In my work, the demarcation of time dissolves, the new truth could be old and the past may exist in the present. It is the moment of personal discovery that marks time—either in the form of pure memory or in the active form of the present continuous.
For example, Robert Motherwell’s, “The Elegy to the Spanish Republic” appears to be a piece that has a time print on it. It is about a specific social condition in Spain, however, it is also a phenomenon mankind has passed through. What is equally important and new could be the aesthetics itself, the concept of the art, the way Motherwell thought about his work in terms of what it is instead of what it means. The idea of what is abstract and what is real became sufficiently important for him that he defended his non-objective piece as something real.
EM: How has this notion of memory and vision as bridging the past, present, and future impacted your pieces?
KT: I completed “A-Day,” (2003) a piece about the Iraq war the day “Shock & Awe” began. I started working on it when the world felt the war in Iraq was inevitable. The day it began, I was at my studio working on the piece and listening to the explosion of bombshells on the radio. There was nothing to depict but to feel; visualization dominated observation. I dealt with the present but the process evoked a great deal of memory, social and personal, and time lost its boundary. I titled the piece “A-Day” and in doing that I marked time, the time of my inspiration, which happened to be timely and historic.
Beside the issue that inspired me to create the piece, which is probably shared by millions of people around the world, I was concerned about the aesthetics itself. Where do I put “A- Day” in the life of my own artistic journey? Could it serve as a bridge between my past and my future, or would I be singing an old song with new lyrics?
The aesthetic memory of “A-Day” and that of earlier pieces helped me to create pieces such as “The Ballad of the Century,” (2005) which was inspired by omnipresent wars and natural calamities. It is a piece that changed my treatment of surface and space in a way that bridges the gap between painting and sculpture and between what is permanent and what is ephemeral.
EM: What particular pieces do you find interesting, both content wise and aesthetics wise?
KT: Content wise, Pablo Picasso’s “Guernica” dissolves the barrier between past and present, but its aesthetic identity is so markedly prominent that it has become a visual memory to inspire new pieces or serve as a springboard for envisioning something new. In the same way, Henri Matisse’s paintings and cutouts, Marcel Duchamp’s “Fountain,” Sam Gilliam’s “Relative,” Martin Puryear’s “Untitled” at Oliver Ranch or Eva Hesse’s minimalist forms mark time and serve as aesthetic memories on which to build.
EM: How has your relationship with your mother influenced your life and work?

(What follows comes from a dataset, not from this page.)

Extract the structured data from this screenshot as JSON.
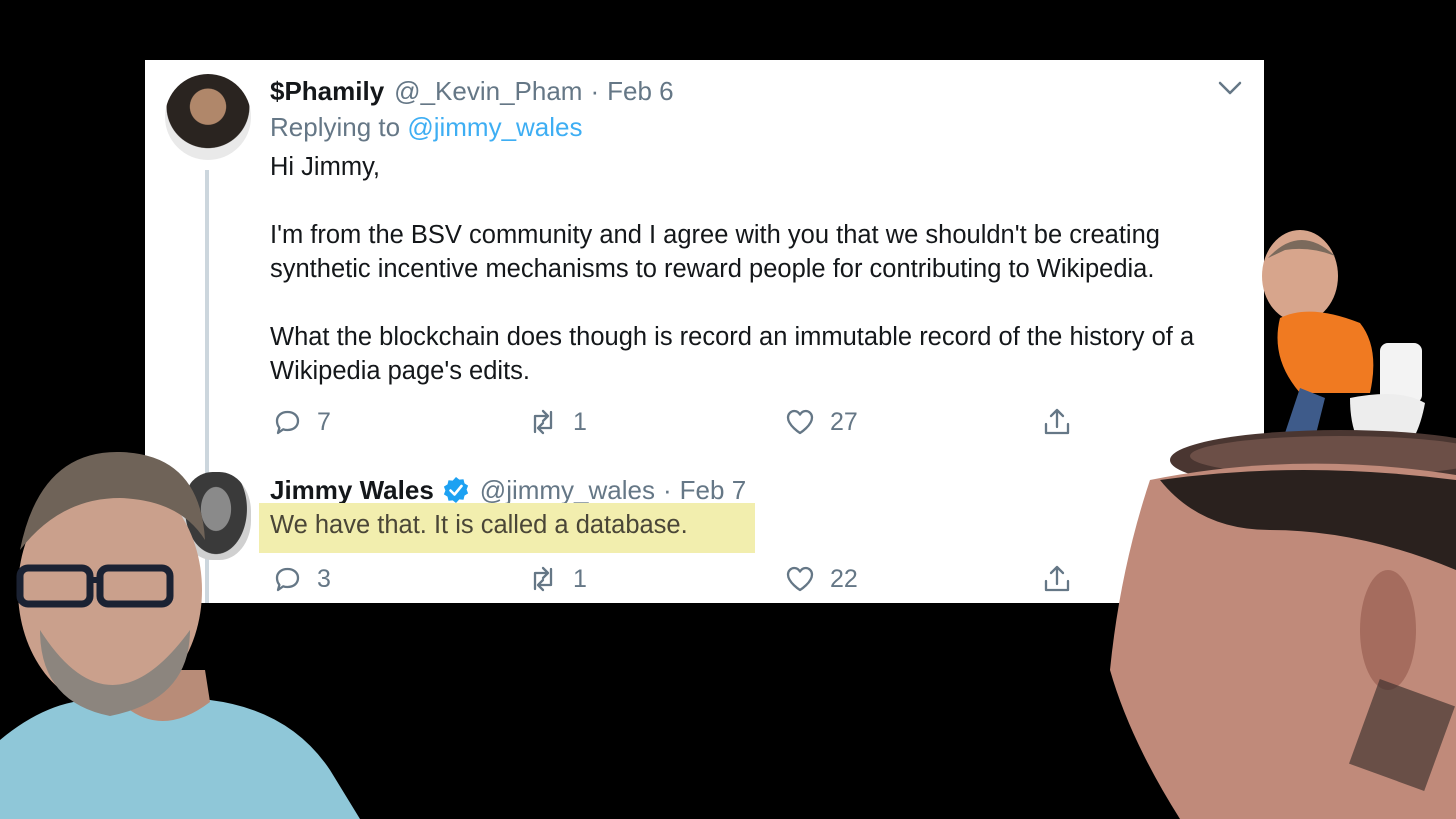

KT: If I close my eyes, inside me is dark and cold; my mother would be the single source of energy that would give light and warmth to my soul. My mother is a woman who distinguishes price from value and lives a humble but rich life. Her sense of justice is especially clear. Although she never had a formal education, she appreciates the arts and literature with a remarkable level of sophistication. It is uncommon to find someone with such a strong inspiration and who believes in what you do even when you can’t put a dollar sign on it. Her nurturing, since the beginning, influences where I stand today. Mom is still in charge and she “Rules” by love.
EM: Do issues about race and gender impact your work?

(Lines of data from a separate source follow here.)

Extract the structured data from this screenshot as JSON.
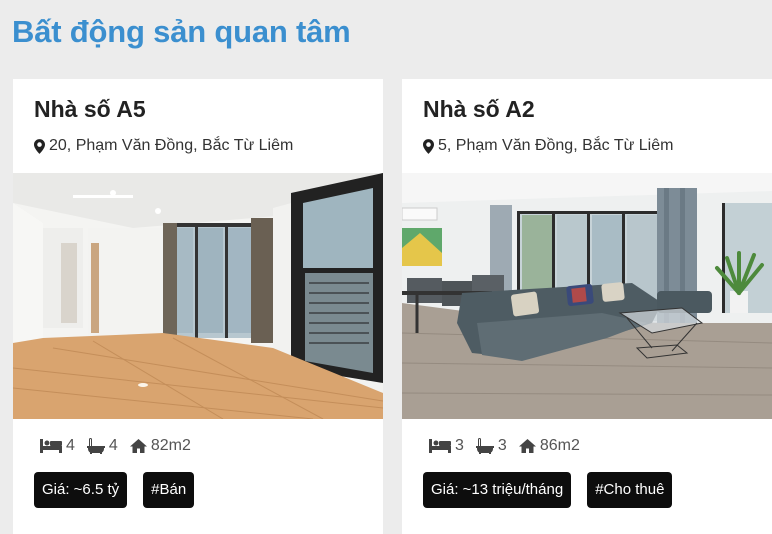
{
  "section": {
    "title": "Bất động sản quan tâm"
  },
  "listings": [
    {
      "title": "Nhà số A5",
      "address": "20, Phạm Văn Đồng, Bắc Từ Liêm",
      "bedrooms": "4",
      "bathrooms": "4",
      "area": "82m2",
      "price_tag": "Giá: ~6.5 tỷ",
      "type_tag": "#Bán"
    },
    {
      "title": "Nhà số A2",
      "address": "5, Phạm Văn Đồng, Bắc Từ Liêm",
      "bedrooms": "3",
      "bathrooms": "3",
      "area": "86m2",
      "price_tag": "Giá: ~13 triệu/tháng",
      "type_tag": "#Cho thuê"
    }
  ],
  "icons": {
    "address": "map-marker-icon",
    "bedrooms": "bed-icon",
    "bathrooms": "bath-icon",
    "area": "home-icon"
  },
  "colors": {
    "title": "#3b8fcf",
    "tag_bg": "#0d0d0d",
    "page_bg": "#ececec"
  }
}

KT: Race and gender are very important issues that have a varying social impact based on economic, social and political demands, and priorities in society. In my work, they can be found under the umbrella of my interest on human conditions globally, which has inspired most of what I have done so far. Mostly, I do not choose subject matter to deal with as such. Instead, I arrive at issues through unexpected incidents and inspirations.

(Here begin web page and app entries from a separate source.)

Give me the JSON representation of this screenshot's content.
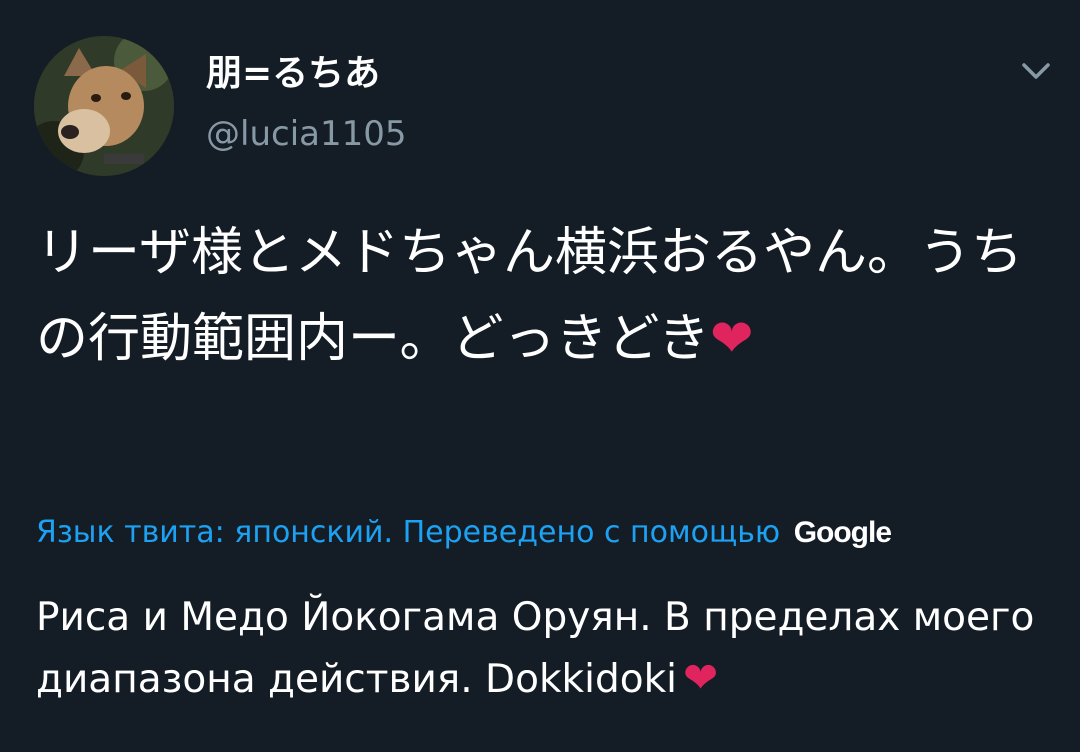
{
  "tweet": {
    "author": {
      "display_name": "朋=るちあ",
      "handle": "@lucia1105",
      "avatar_icon": "dog-avatar"
    },
    "menu_icon": "chevron-down-icon",
    "text": "リーザ様とメドちゃん横浜おるやん。うちの行動範囲内ー。どっきどき",
    "text_emoji": "❤",
    "translation_note": "Язык твита: японский. Переведено с помощью",
    "translation_provider": "Google",
    "translated_text": "Риса и Медо Йокогама Оруян. В пределах моего диапазона действия. Dokkidoki",
    "translated_emoji": "❤"
  },
  "colors": {
    "background": "#141d26",
    "primary_text": "#ffffff",
    "secondary_text": "#8899a6",
    "link": "#1da1f2",
    "heart": "#e0245e"
  }
}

For instance in 1997, when I painted “Strange Fruit,” it was my love of music and my strong attraction to this particular piece of music that drew me to the subject. The week before I started to paint, I continuously listened to the CD by Cassandra Wilson because I found something in the music that caught my attention. I was quite familiar with and loved Billie Holiday’s version of “Strange Fruit.” It was Cassandra’s rendition, however, that touched the issue that was buried inside of me and inspired that specific piece of art.